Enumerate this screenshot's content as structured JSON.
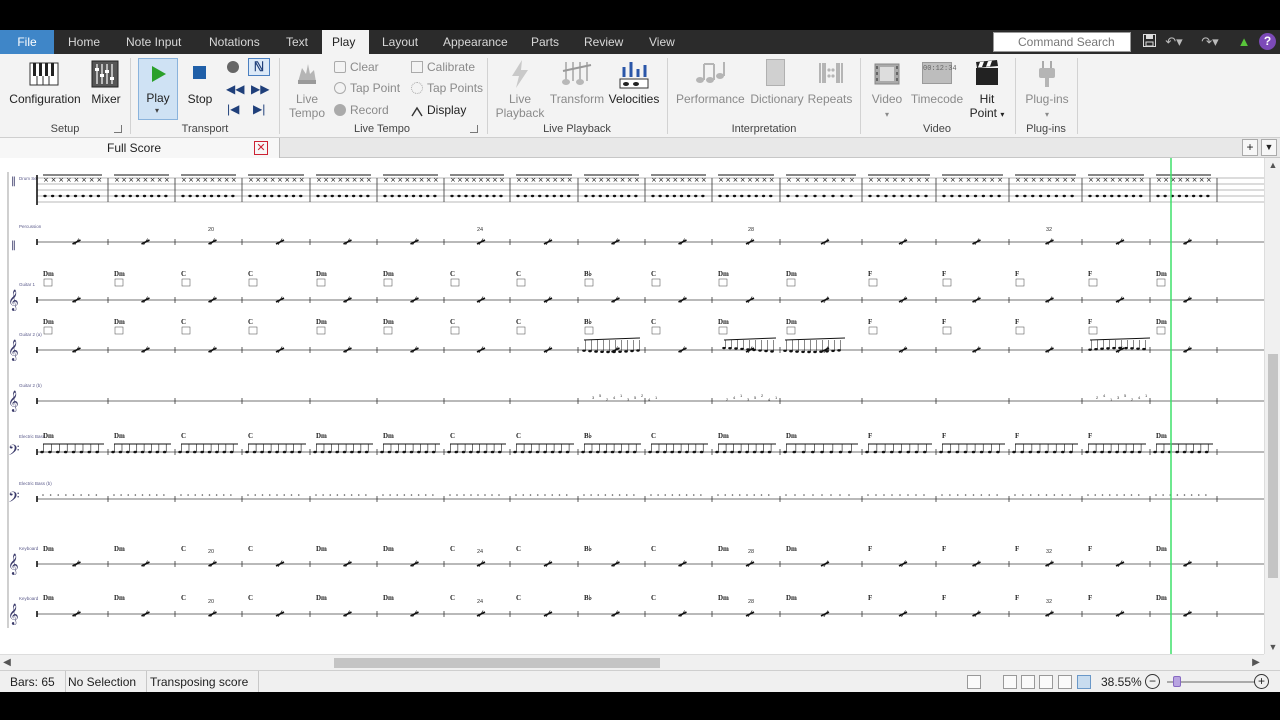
{
  "tabs": {
    "file": "File",
    "items": [
      "Home",
      "Note Input",
      "Notations",
      "Text",
      "Play",
      "Layout",
      "Appearance",
      "Parts",
      "Review",
      "View"
    ],
    "active": "Play"
  },
  "command_search": {
    "placeholder": "Command Search"
  },
  "ribbon": {
    "setup": {
      "group": "Setup",
      "configuration": "Configuration",
      "mixer": "Mixer"
    },
    "transport": {
      "group": "Transport",
      "play": "Play",
      "stop": "Stop"
    },
    "live_tempo": {
      "group": "Live Tempo",
      "live_tempo_line1": "Live",
      "live_tempo_line2": "Tempo",
      "clear": "Clear",
      "tap_point": "Tap Point",
      "record": "Record",
      "calibrate": "Calibrate",
      "tap_points": "Tap Points",
      "display": "Display"
    },
    "live_playback": {
      "group": "Live Playback",
      "live_playback_line1": "Live",
      "live_playback_line2": "Playback",
      "transform": "Transform",
      "velocities": "Velocities"
    },
    "interpretation": {
      "group": "Interpretation",
      "performance": "Performance",
      "dictionary": "Dictionary",
      "repeats": "Repeats"
    },
    "video": {
      "group": "Video",
      "video": "Video",
      "timecode": "Timecode",
      "hit_point_line1": "Hit",
      "hit_point_line2": "Point",
      "timecode_display": "00:12:34"
    },
    "plugins": {
      "group": "Plug-ins",
      "plugins": "Plug-ins"
    }
  },
  "document": {
    "tab_title": "Full Score"
  },
  "score": {
    "bar_numbers": [
      "20",
      "24",
      "28",
      "32"
    ],
    "chords": [
      "Dm",
      "Dm",
      "C",
      "C",
      "Dm",
      "Dm",
      "C",
      "C",
      "B♭",
      "C",
      "Dm",
      "Dm",
      "F",
      "F",
      "F",
      "F",
      "Dm",
      "C"
    ],
    "instruments": [
      "Drum Set",
      "Percussion",
      "Guitar 1",
      "Guitar 2 (a)",
      "Guitar 2 (b)",
      "Electric Bass",
      "Electric Bass (b)",
      "Keyboard",
      "Keyboard"
    ]
  },
  "status": {
    "bars": "Bars: 65",
    "selection": "No Selection",
    "transposing": "Transposing score",
    "zoom": "38.55%"
  },
  "colors": {
    "accent": "#3f86c8",
    "playback_line": "#3ee06a",
    "tab_bg": "#2b2b2b",
    "ribbon_bg": "#f3f3f3"
  }
}
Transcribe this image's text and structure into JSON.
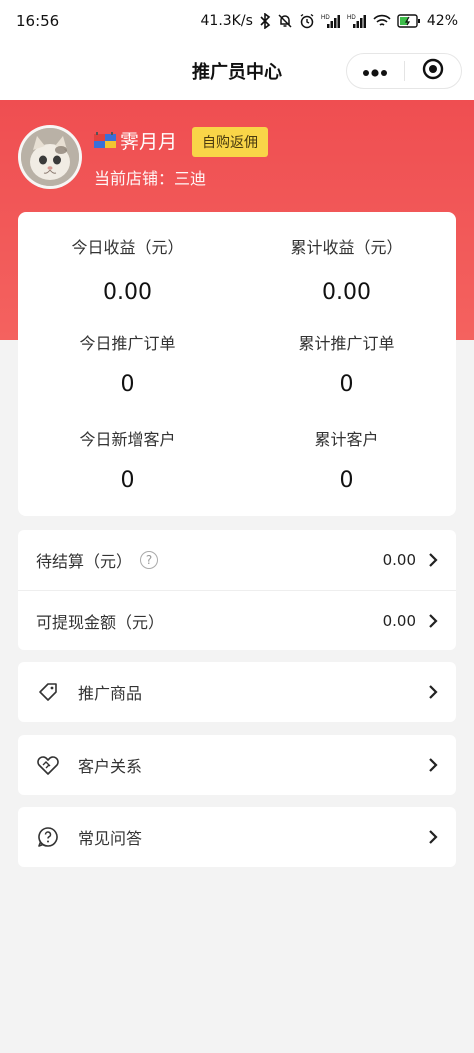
{
  "status_bar": {
    "time": "16:56",
    "net_speed": "41.3K/s",
    "signal_1": "HD",
    "signal_2": "HD",
    "battery": "42%"
  },
  "nav": {
    "title": "推广员中心"
  },
  "user": {
    "name": "霁月月",
    "self_buy_label": "自购返佣",
    "store": "当前店铺：三迪"
  },
  "stats": {
    "today_income_label": "今日收益（元）",
    "today_income_value": "0.00",
    "total_income_label": "累计收益（元）",
    "total_income_value": "0.00",
    "today_orders_label": "今日推广订单",
    "today_orders_value": "0",
    "total_orders_label": "累计推广订单",
    "total_orders_value": "0",
    "today_customers_label": "今日新增客户",
    "today_customers_value": "0",
    "total_customers_label": "累计客户",
    "total_customers_value": "0"
  },
  "balance": {
    "pending_label": "待结算（元）",
    "pending_help": "?",
    "pending_value": "0.00",
    "withdrawable_label": "可提现金额（元）",
    "withdrawable_value": "0.00"
  },
  "menu": {
    "promote_goods": "推广商品",
    "customers": "客户关系",
    "faq": "常见问答"
  },
  "colors": {
    "hero": "#ef4e51",
    "badge": "#f9d548"
  }
}
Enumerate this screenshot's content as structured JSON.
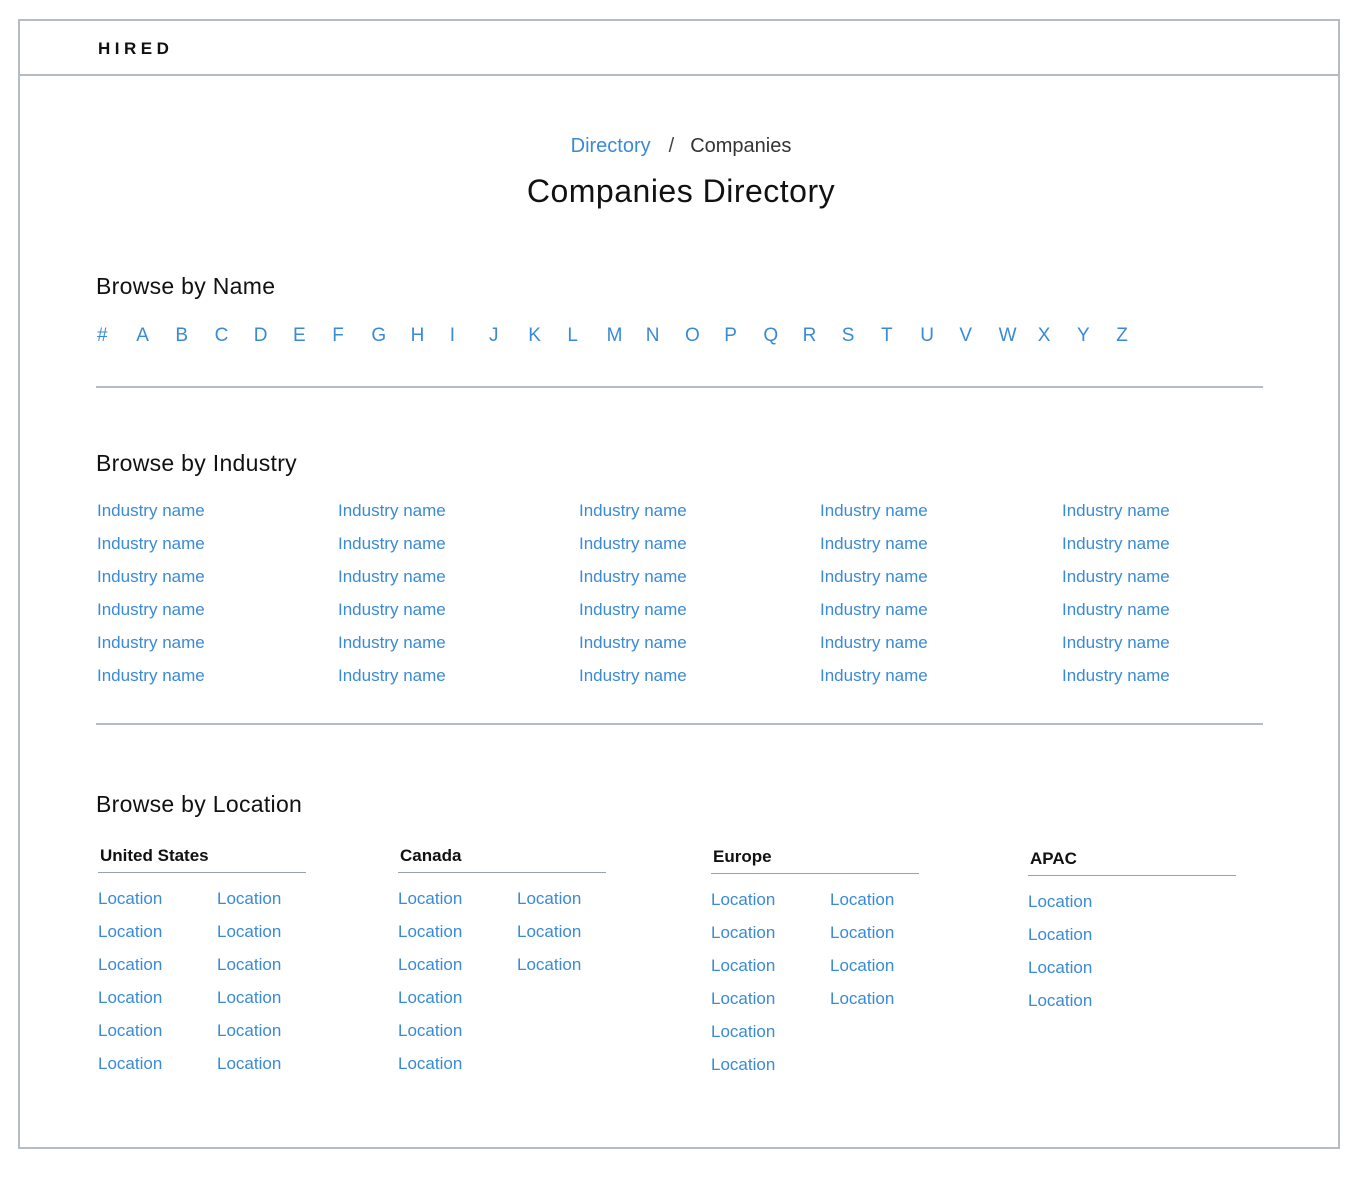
{
  "header": {
    "logo": "HIRED"
  },
  "breadcrumb": {
    "parent": "Directory",
    "separator": "/",
    "current": "Companies"
  },
  "page_title": "Companies Directory",
  "browse_by_name": {
    "heading": "Browse by Name",
    "letters": [
      "#",
      "A",
      "B",
      "C",
      "D",
      "E",
      "F",
      "G",
      "H",
      "I",
      "J",
      "K",
      "L",
      "M",
      "N",
      "O",
      "P",
      "Q",
      "R",
      "S",
      "T",
      "U",
      "V",
      "W",
      "X",
      "Y",
      "Z"
    ]
  },
  "browse_by_industry": {
    "heading": "Browse by Industry",
    "columns": [
      [
        "Industry name",
        "Industry name",
        "Industry name",
        "Industry name",
        "Industry name",
        "Industry name"
      ],
      [
        "Industry name",
        "Industry name",
        "Industry name",
        "Industry name",
        "Industry name",
        "Industry name"
      ],
      [
        "Industry name",
        "Industry name",
        "Industry name",
        "Industry name",
        "Industry name",
        "Industry name"
      ],
      [
        "Industry name",
        "Industry name",
        "Industry name",
        "Industry name",
        "Industry name",
        "Industry name"
      ],
      [
        "Industry name",
        "Industry name",
        "Industry name",
        "Industry name",
        "Industry name",
        "Industry name"
      ]
    ]
  },
  "browse_by_location": {
    "heading": "Browse by Location",
    "groups": [
      {
        "title": "United States",
        "columns": [
          [
            "Location",
            "Location",
            "Location",
            "Location",
            "Location",
            "Location"
          ],
          [
            "Location",
            "Location",
            "Location",
            "Location",
            "Location",
            "Location"
          ]
        ]
      },
      {
        "title": "Canada",
        "columns": [
          [
            "Location",
            "Location",
            "Location",
            "Location",
            "Location",
            "Location"
          ],
          [
            "Location",
            "Location",
            "Location"
          ]
        ]
      },
      {
        "title": "Europe",
        "columns": [
          [
            "Location",
            "Location",
            "Location",
            "Location",
            "Location",
            "Location"
          ],
          [
            "Location",
            "Location",
            "Location",
            "Location"
          ]
        ]
      },
      {
        "title": "APAC",
        "columns": [
          [
            "Location",
            "Location",
            "Location",
            "Location"
          ]
        ]
      }
    ]
  },
  "colors": {
    "link": "#3a8ad6",
    "border": "#b4bcc4",
    "text": "#111111"
  }
}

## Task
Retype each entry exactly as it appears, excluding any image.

## Task response
Enumerate this screenshot's content as structured JSON.
{
  "tabs": {
    "file": "File",
    "items": [
      "Home",
      "Note Input",
      "Notations",
      "Text",
      "Play",
      "Layout",
      "Appearance",
      "Parts",
      "Review",
      "View"
    ],
    "active": "Play"
  },
  "command_search": {
    "placeholder": "Command Search"
  },
  "ribbon": {
    "setup": {
      "group": "Setup",
      "configuration": "Configuration",
      "mixer": "Mixer"
    },
    "transport": {
      "group": "Transport",
      "play": "Play",
      "stop": "Stop"
    },
    "live_tempo": {
      "group": "Live Tempo",
      "live_tempo_line1": "Live",
      "live_tempo_line2": "Tempo",
      "clear": "Clear",
      "tap_point": "Tap Point",
      "record": "Record",
      "calibrate": "Calibrate",
      "tap_points": "Tap Points",
      "display": "Display"
    },
    "live_playback": {
      "group": "Live Playback",
      "live_playback_line1": "Live",
      "live_playback_line2": "Playback",
      "transform": "Transform",
      "velocities": "Velocities"
    },
    "interpretation": {
      "group": "Interpretation",
      "performance": "Performance",
      "dictionary": "Dictionary",
      "repeats": "Repeats"
    },
    "video": {
      "group": "Video",
      "video": "Video",
      "timecode": "Timecode",
      "hit_point_line1": "Hit",
      "hit_point_line2": "Point",
      "timecode_display": "00:12:34"
    },
    "plugins": {
      "group": "Plug-ins",
      "plugins": "Plug-ins"
    }
  },
  "document": {
    "tab_title": "Full Score"
  },
  "score": {
    "bar_numbers": [
      "20",
      "24",
      "28",
      "32"
    ],
    "chords": [
      "Dm",
      "Dm",
      "C",
      "C",
      "Dm",
      "Dm",
      "C",
      "C",
      "B♭",
      "C",
      "Dm",
      "Dm",
      "F",
      "F",
      "F",
      "F",
      "Dm",
      "C"
    ],
    "instruments": [
      "Drum Set",
      "Percussion",
      "Guitar 1",
      "Guitar 2 (a)",
      "Guitar 2 (b)",
      "Electric Bass",
      "Electric Bass (b)",
      "Keyboard",
      "Keyboard"
    ]
  },
  "status": {
    "bars": "Bars: 65",
    "selection": "No Selection",
    "transposing": "Transposing score",
    "zoom": "38.55%"
  },
  "colors": {
    "accent": "#3f86c8",
    "playback_line": "#3ee06a",
    "tab_bg": "#2b2b2b",
    "ribbon_bg": "#f3f3f3"
  }
}
Transcribe this image's text and structure into JSON.
{
  "status_bar": {
    "time": "16:56",
    "net_speed": "41.3K/s",
    "signal_1": "HD",
    "signal_2": "HD",
    "battery": "42%"
  },
  "nav": {
    "title": "推广员中心"
  },
  "user": {
    "name": "霁月月",
    "self_buy_label": "自购返佣",
    "store": "当前店铺：三迪"
  },
  "stats": {
    "today_income_label": "今日收益（元）",
    "today_income_value": "0.00",
    "total_income_label": "累计收益（元）",
    "total_income_value": "0.00",
    "today_orders_label": "今日推广订单",
    "today_orders_value": "0",
    "total_orders_label": "累计推广订单",
    "total_orders_value": "0",
    "today_customers_label": "今日新增客户",
    "today_customers_value": "0",
    "total_customers_label": "累计客户",
    "total_customers_value": "0"
  },
  "balance": {
    "pending_label": "待结算（元）",
    "pending_help": "?",
    "pending_value": "0.00",
    "withdrawable_label": "可提现金额（元）",
    "withdrawable_value": "0.00"
  },
  "menu": {
    "promote_goods": "推广商品",
    "customers": "客户关系",
    "faq": "常见问答"
  },
  "colors": {
    "hero": "#ef4e51",
    "badge": "#f9d548"
  }
}
Enumerate this screenshot's content as structured JSON.
{
  "header": {
    "logo": "HIRED"
  },
  "breadcrumb": {
    "parent": "Directory",
    "separator": "/",
    "current": "Companies"
  },
  "page_title": "Companies Directory",
  "browse_by_name": {
    "heading": "Browse by Name",
    "letters": [
      "#",
      "A",
      "B",
      "C",
      "D",
      "E",
      "F",
      "G",
      "H",
      "I",
      "J",
      "K",
      "L",
      "M",
      "N",
      "O",
      "P",
      "Q",
      "R",
      "S",
      "T",
      "U",
      "V",
      "W",
      "X",
      "Y",
      "Z"
    ]
  },
  "browse_by_industry": {
    "heading": "Browse by Industry",
    "columns": [
      [
        "Industry name",
        "Industry name",
        "Industry name",
        "Industry name",
        "Industry name",
        "Industry name"
      ],
      [
        "Industry name",
        "Industry name",
        "Industry name",
        "Industry name",
        "Industry name",
        "Industry name"
      ],
      [
        "Industry name",
        "Industry name",
        "Industry name",
        "Industry name",
        "Industry name",
        "Industry name"
      ],
      [
        "Industry name",
        "Industry name",
        "Industry name",
        "Industry name",
        "Industry name",
        "Industry name"
      ],
      [
        "Industry name",
        "Industry name",
        "Industry name",
        "Industry name",
        "Industry name",
        "Industry name"
      ]
    ]
  },
  "browse_by_location": {
    "heading": "Browse by Location",
    "groups": [
      {
        "title": "United States",
        "columns": [
          [
            "Location",
            "Location",
            "Location",
            "Location",
            "Location",
            "Location"
          ],
          [
            "Location",
            "Location",
            "Location",
            "Location",
            "Location",
            "Location"
          ]
        ]
      },
      {
        "title": "Canada",
        "columns": [
          [
            "Location",
            "Location",
            "Location",
            "Location",
            "Location",
            "Location"
          ],
          [
            "Location",
            "Location",
            "Location"
          ]
        ]
      },
      {
        "title": "Europe",
        "columns": [
          [
            "Location",
            "Location",
            "Location",
            "Location",
            "Location",
            "Location"
          ],
          [
            "Location",
            "Location",
            "Location",
            "Location"
          ]
        ]
      },
      {
        "title": "APAC",
        "columns": [
          [
            "Location",
            "Location",
            "Location",
            "Location"
          ]
        ]
      }
    ]
  },
  "colors": {
    "link": "#3a8ad6",
    "border": "#b4bcc4",
    "text": "#111111"
  }
}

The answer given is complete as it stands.